Galignani has just sent me the Paris edition of your works (which I wrote to order), and I am glad to see my old friends with a French face. I have been skimming and dipping, in and over them, like a swallow, and as pleased as one. It is the first time that I had seen the Melodies without music; and, I don’t know how, but I can’t read in a music-book—the crotchets confound the words in my head, though I recollect them perfectly when sung. Music assists my memory through the ear, not through the eye; I mean, that her quavers perplex me upon paper, but they are a help when heard. And thus I was glad to see the words without their borrowed robes;—to my mind they look none the worse for their nudity.

“The biographer has made a botch of your life—calling your father ‘a venerable old gentleman,’ and prattling of ‘Addison,’ and ‘dowager countesses.’ If that damned fellow was to write my life, I would certainly take his. And then, at the Dublin dinner, you have ‘made a speech’ (do you recollect, at Douglas K.’s, ‘Sir, he made me a speech?’) too complimentary to the ‘living poets,’ and somewhat redolent of universal praise. I am but too well off in it, but * * * * * * * *.

“You have not sent me any poetical or personal news of yourself. Why don’t you complete an Italian Tour of the Fudges? I have just been turning over Little, which I knew by heart in 1803, being then in my fifteenth summer. Heigho! I believe all the mischief I have ever done, or sung, has been owing to that confounded book of yours.
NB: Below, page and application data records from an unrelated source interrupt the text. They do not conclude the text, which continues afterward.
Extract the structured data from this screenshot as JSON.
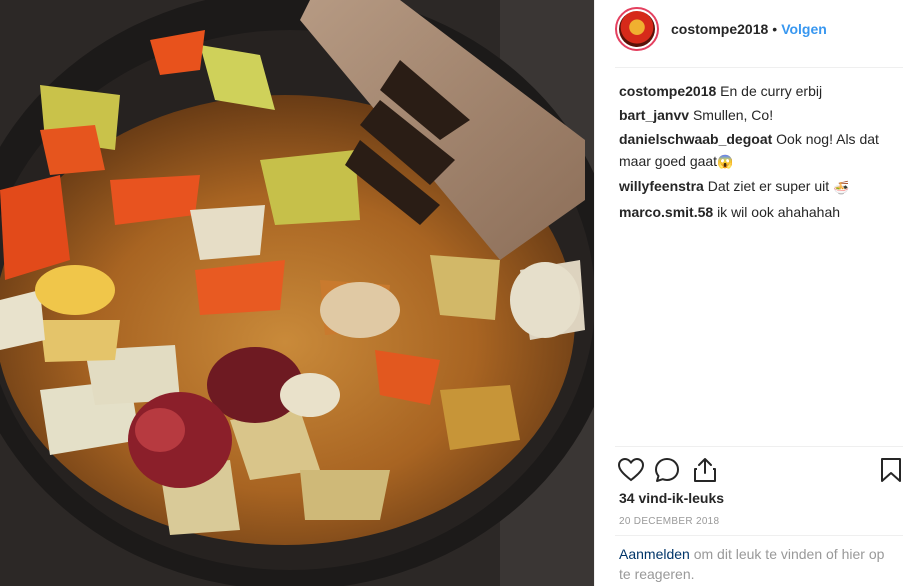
{
  "post": {
    "username": "costompe2018",
    "separator": "•",
    "follow_label": "Volgen",
    "photo_subject": "curry with vegetables and chicken in a frying pan with a wooden spatula"
  },
  "comments": [
    {
      "user": "costompe2018",
      "text": "En de curry erbij",
      "emoji": ""
    },
    {
      "user": "bart_janvv",
      "text": "Smullen, Co!",
      "emoji": ""
    },
    {
      "user": "danielschwaab_degoat",
      "text": "Ook nog! Als dat maar goed gaat",
      "emoji": "😱"
    },
    {
      "user": "willyfeenstra",
      "text": "Dat ziet er super uit",
      "emoji": "🍜"
    },
    {
      "user": "marco.smit.58",
      "text": "ik wil ook ahahahah",
      "emoji": ""
    }
  ],
  "footer": {
    "likes": "34 vind-ik-leuks",
    "date": "20 DECEMBER 2018",
    "login_link": "Aanmelden",
    "login_text": " om dit leuk te vinden of hier op te reageren."
  },
  "icons": {
    "like": "heart-icon",
    "comment": "comment-icon",
    "share": "share-icon",
    "save": "bookmark-icon"
  },
  "colors": {
    "follow": "#3897f0",
    "login_link": "#003569",
    "muted": "#999999"
  }
}
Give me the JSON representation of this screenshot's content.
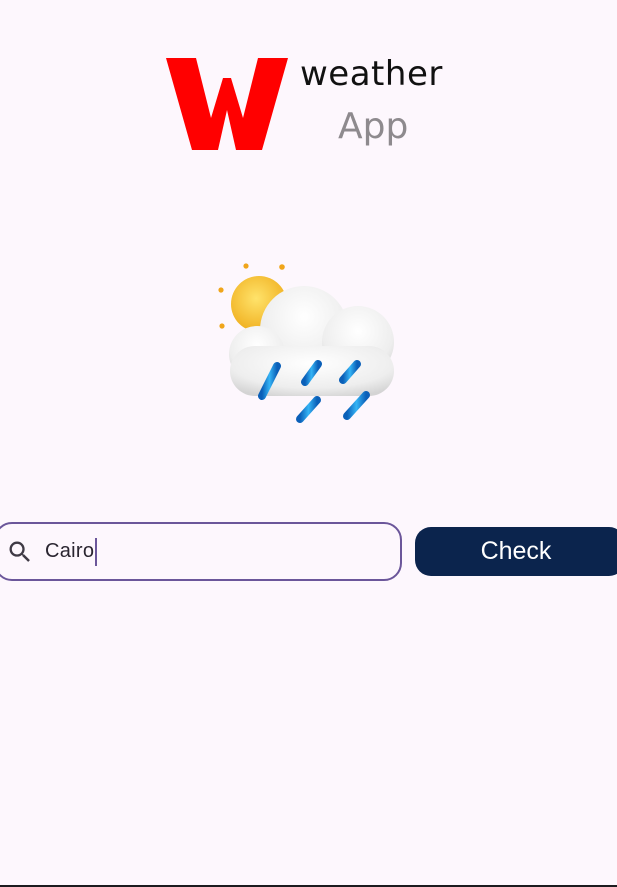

“In my last I told you of a cargo of ‘Poeshie,’ which I had sent to

* The critic here subjoins the soliloquy from Manfred, beginning “We are the fools of time end terror,” in which the allusion to Pausanias occurs.

334 NOTICES OF THE A. D. 1820.
M. at his own impatient desire;—and, now he has got it, he don’t like it, and demurs. Perhaps he is right. I have no great opinion of any of my last shipment, except a
translation from Pulci, which is word for word, and verse for verse.

“I am in the Third Act of a Tragedy; but whether it will be finished or not, I know not: I have, at this present, too many passions of my own on hand to do justice to those of the dead. Besides the vexations mentioned in my last, I have incurred a quarrel with the Pope’s carabiniers, or gens d’armerie, who have petitioned the Cardinal against my liveries, as resembling too nearly their own lousy uniform. They particularly object to the epaulettes, which all the world with us have on upon gala days. My liveries are of the colours conforming to my arms, and have been the family hue since the year 1066.

“I have sent a tranchant reply, as you may suppose; and have given to understand that, if any soldados of that respectable corps insult my servants, I will do likewise by their gallant commanders; and I have directed my ragamuffins, six in number, who are tolerably savage, to defend themselves, in case of aggression; and, on holidays and gaudy days, I shall arm the whole set, including myself, in case of accidents or treachery. I used to play pretty well at the broadsword, once upon a time, at Angelo’s; but I should like the pistol, our national buccaneer weapon, better, though I am out of practice at present. However, I can ‘wink and hold out mine iron.’ It makes me think (the whole thing does) of Romeo and Juliet—‘now, Gregory, remember thy smashing blow.’

“All these feuds, however, with the Cavalier for his wife, and the troopers for my liveries, are very tiresome to a quiet man, who does his best to please all the world, and longs for fellowship and good will. Pray write.

“I am yours, &c.”